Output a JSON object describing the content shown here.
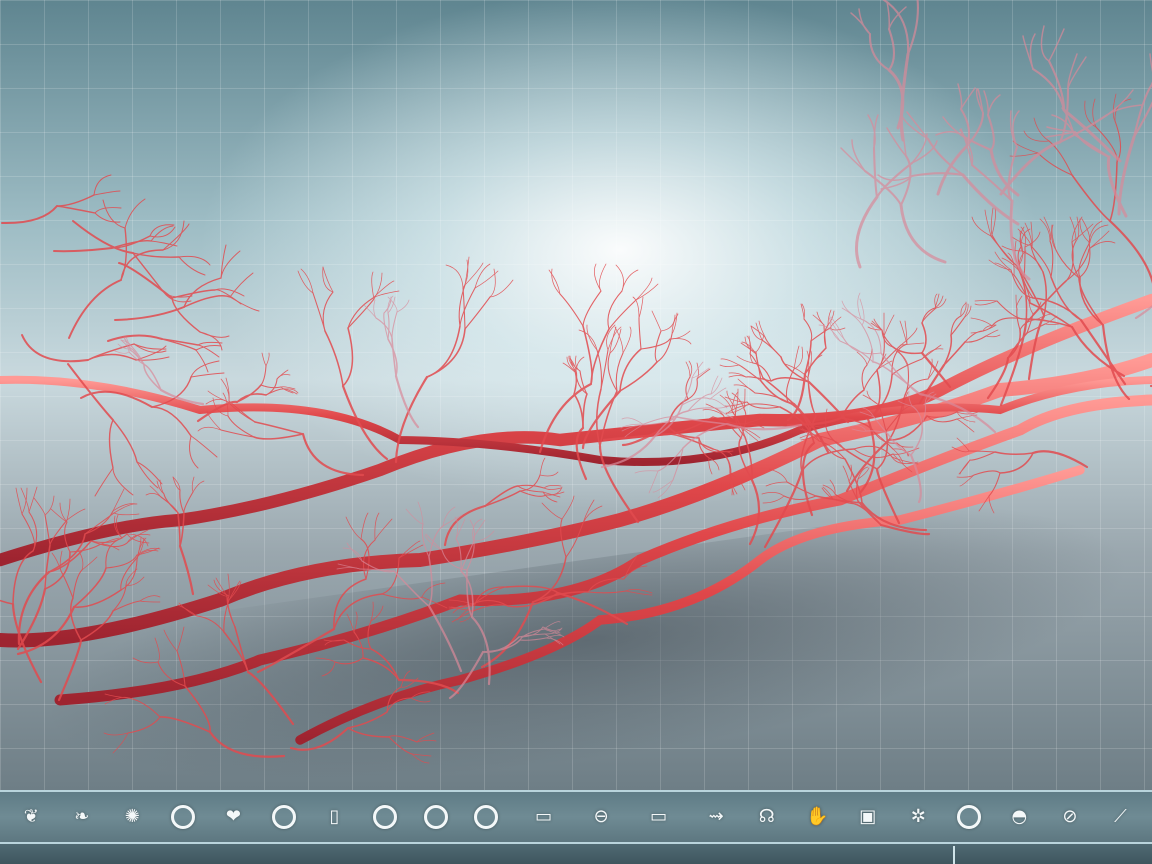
{
  "scene": {
    "subject": "3D blood vessel network illustration",
    "palette": {
      "vessel": "#e0474a",
      "vessel_highlight": "#ff8a86",
      "vessel_pale": "#d98a9a",
      "background": "#9dbcc4",
      "glow": "#ffffff"
    }
  },
  "icon_bar": {
    "icons": [
      {
        "name": "organ-icon",
        "glyph": "❦"
      },
      {
        "name": "lungs-icon",
        "glyph": "❧"
      },
      {
        "name": "brain-icon",
        "glyph": "✺"
      },
      {
        "name": "cell-icon",
        "glyph": "ring"
      },
      {
        "name": "heart-icon",
        "glyph": "❤"
      },
      {
        "name": "kidney-icon",
        "glyph": "ring"
      },
      {
        "name": "capsule-icon",
        "glyph": "▯"
      },
      {
        "name": "eye-icon",
        "glyph": "ring"
      },
      {
        "name": "lens-icon",
        "glyph": "ring"
      },
      {
        "name": "ring-icon",
        "glyph": "ring"
      },
      {
        "name": "screen-icon",
        "glyph": "▭"
      },
      {
        "name": "minus-circle-icon",
        "glyph": "⊖"
      },
      {
        "name": "monitor-icon",
        "glyph": "▭"
      },
      {
        "name": "syringe-icon",
        "glyph": "⇝"
      },
      {
        "name": "stethoscope-icon",
        "glyph": "☊"
      },
      {
        "name": "hands-icon",
        "glyph": "✋"
      },
      {
        "name": "tooth-icon",
        "glyph": "▣"
      },
      {
        "name": "molecule-icon",
        "glyph": "✲"
      },
      {
        "name": "circle-icon",
        "glyph": "ring"
      },
      {
        "name": "mask-icon",
        "glyph": "◓"
      },
      {
        "name": "dna-icon",
        "glyph": "⊘"
      },
      {
        "name": "bandage-icon",
        "glyph": "⟋"
      }
    ]
  }
}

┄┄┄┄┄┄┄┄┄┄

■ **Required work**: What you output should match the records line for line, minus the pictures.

■ **Answer for the task**:
Output a JSON object describing the content shown here.
{
  "scene": {
    "subject": "3D blood vessel network illustration",
    "palette": {
      "vessel": "#e0474a",
      "vessel_highlight": "#ff8a86",
      "vessel_pale": "#d98a9a",
      "background": "#9dbcc4",
      "glow": "#ffffff"
    }
  },
  "icon_bar": {
    "icons": [
      {
        "name": "organ-icon",
        "glyph": "❦"
      },
      {
        "name": "lungs-icon",
        "glyph": "❧"
      },
      {
        "name": "brain-icon",
        "glyph": "✺"
      },
      {
        "name": "cell-icon",
        "glyph": "ring"
      },
      {
        "name": "heart-icon",
        "glyph": "❤"
      },
      {
        "name": "kidney-icon",
        "glyph": "ring"
      },
      {
        "name": "capsule-icon",
        "glyph": "▯"
      },
      {
        "name": "eye-icon",
        "glyph": "ring"
      },
      {
        "name": "lens-icon",
        "glyph": "ring"
      },
      {
        "name": "ring-icon",
        "glyph": "ring"
      },
      {
        "name": "screen-icon",
        "glyph": "▭"
      },
      {
        "name": "minus-circle-icon",
        "glyph": "⊖"
      },
      {
        "name": "monitor-icon",
        "glyph": "▭"
      },
      {
        "name": "syringe-icon",
        "glyph": "⇝"
      },
      {
        "name": "stethoscope-icon",
        "glyph": "☊"
      },
      {
        "name": "hands-icon",
        "glyph": "✋"
      },
      {
        "name": "tooth-icon",
        "glyph": "▣"
      },
      {
        "name": "molecule-icon",
        "glyph": "✲"
      },
      {
        "name": "circle-icon",
        "glyph": "ring"
      },
      {
        "name": "mask-icon",
        "glyph": "◓"
      },
      {
        "name": "dna-icon",
        "glyph": "⊘"
      },
      {
        "name": "bandage-icon",
        "glyph": "⟋"
      }
    ]
  }
}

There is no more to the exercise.